Vapours. Johnstone Strait Region, Vancouver Island, BC, Canada. August 8, 2015.

Digital Capture; Compressed RAW (NEF) 14-bit format; ISO 900.

Nikon D750 paired with Sigma Sport 150-600mm zoom lens @ 500mm. Hand-held from sailboat. Optical Stabilization on and in "OS1" mode.

1/800s @ f7.1; No compensation from "recommended" matrix-metered exposure setting.

At the Computer

Vapours. Johnstone Strait Region, Vancouver Island, BC, Canada. August 8, 2015.

RAW Conversion to 16-bit TIFF using Phase One's Capture One Pro 8. Adjustments during raw conversion included a levels adjustment, selective contrast adjustment (using a selectively modified tone curve), and clarity adjustment.

Further digital corrections on resulting 16-bit TIFF files using Adobe's Photoshop CC 2015 and Light Crafts Lightzone. Photoshop adjustments included colour saturation adjustments, minor exposure tweaks, and final selective sharpening for web output. Final tone-tweaking performed using LightZone's "tonemapper" tool.


Vapours. Johnstone Strait Region, Vancouver Island, BC, Canada. August 8, 2015.

Ten percent of the revenue generated by this image will be donated to Raincoast.

Species Status in Canada*: Endangered - Northeast Pacific southern resident population; Threatened - Northeast Pacific transient population and the Northeast Pacific northern resident population; Special Concern - Northeast Pacific offshore population.

Killer Whales (Orcinus orca) have an extremely high profile in modern pop culture and have become the "poster child" of a number of conservation groups. In most areas where Killer Whales are found they show a remarkable ability to adapt to a variety of habitats - they are found in all oceans, in water ranging in temperature from below 0 Celsius to almost hot tropical waters, and will occasionally even spend significant amounts of time in brackish water or even rivers.

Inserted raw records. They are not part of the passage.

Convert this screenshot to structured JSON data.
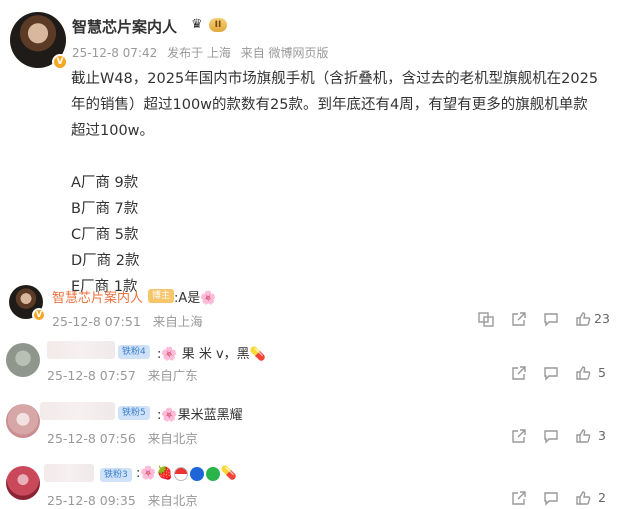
{
  "post": {
    "author": "智慧芯片案内人",
    "level_badge": "II",
    "time": "25-12-8 07:42",
    "published_from": "发布于 上海",
    "source": "来自 微博网页版",
    "body_lines": [
      "截止W48，2025年国内市场旗舰手机（含折叠机，含过去的老机型旗舰机在2025",
      "年的销售）超过100w的款数有25款。到年底还有4周，有望有更多的旗舰机单款",
      "超过100w。"
    ],
    "vendor_lines": [
      "A厂商  9款",
      "B厂商  7款",
      "C厂商  5款",
      "D厂商  2款",
      "E厂商  1款"
    ]
  },
  "comments": [
    {
      "name": "智慧芯片案内人",
      "tag": "博主",
      "text": ":A是",
      "emoji": "flower",
      "time": "25-12-8 07:51",
      "location": "来自上海",
      "likes": "23",
      "avatar_color": "#2a211c"
    },
    {
      "name": "",
      "tag": "铁粉4",
      "text": ":",
      "text2": "果 米 v，黑",
      "emoji": "flower",
      "time": "25-12-8 07:57",
      "location": "来自广东",
      "likes": "5",
      "avatar_color": "#9aa39a"
    },
    {
      "name": "",
      "tag": "铁粉5",
      "text": ":",
      "text2": "果米蓝黑耀",
      "emoji": "flower",
      "time": "25-12-8 07:56",
      "location": "来自北京",
      "likes": "3",
      "avatar_color": "#d7a7a8"
    },
    {
      "name": "",
      "tag": "铁粉3",
      "text": ":",
      "emoji": "flower",
      "time": "25-12-8 09:35",
      "location": "来自北京",
      "likes": "2",
      "avatar_color": "#c9485a"
    }
  ],
  "icons": {
    "share": "share-icon",
    "comment": "comment-icon",
    "like": "like-icon",
    "translate": "translate-icon"
  },
  "colors": {
    "author_name": "#eb7340",
    "owner_tag": "#f7c66b",
    "fan_tag": "#cfe2f7"
  }
}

Because the population sizes of Killer Whales are very low and because they have a very low reproductive rate, they face immediate risk from human-related environmental disturbances, including the immunotoxic effects of toxic chemicals we pour into the oceans and to reduction in prey availability (such as salmon).

For more information on the status of Killer Whales in Canada, go to: and search under "Killer Whale".

*as determined by COSEWIC: The Committee on the Status of Endangered Wildlife in Canada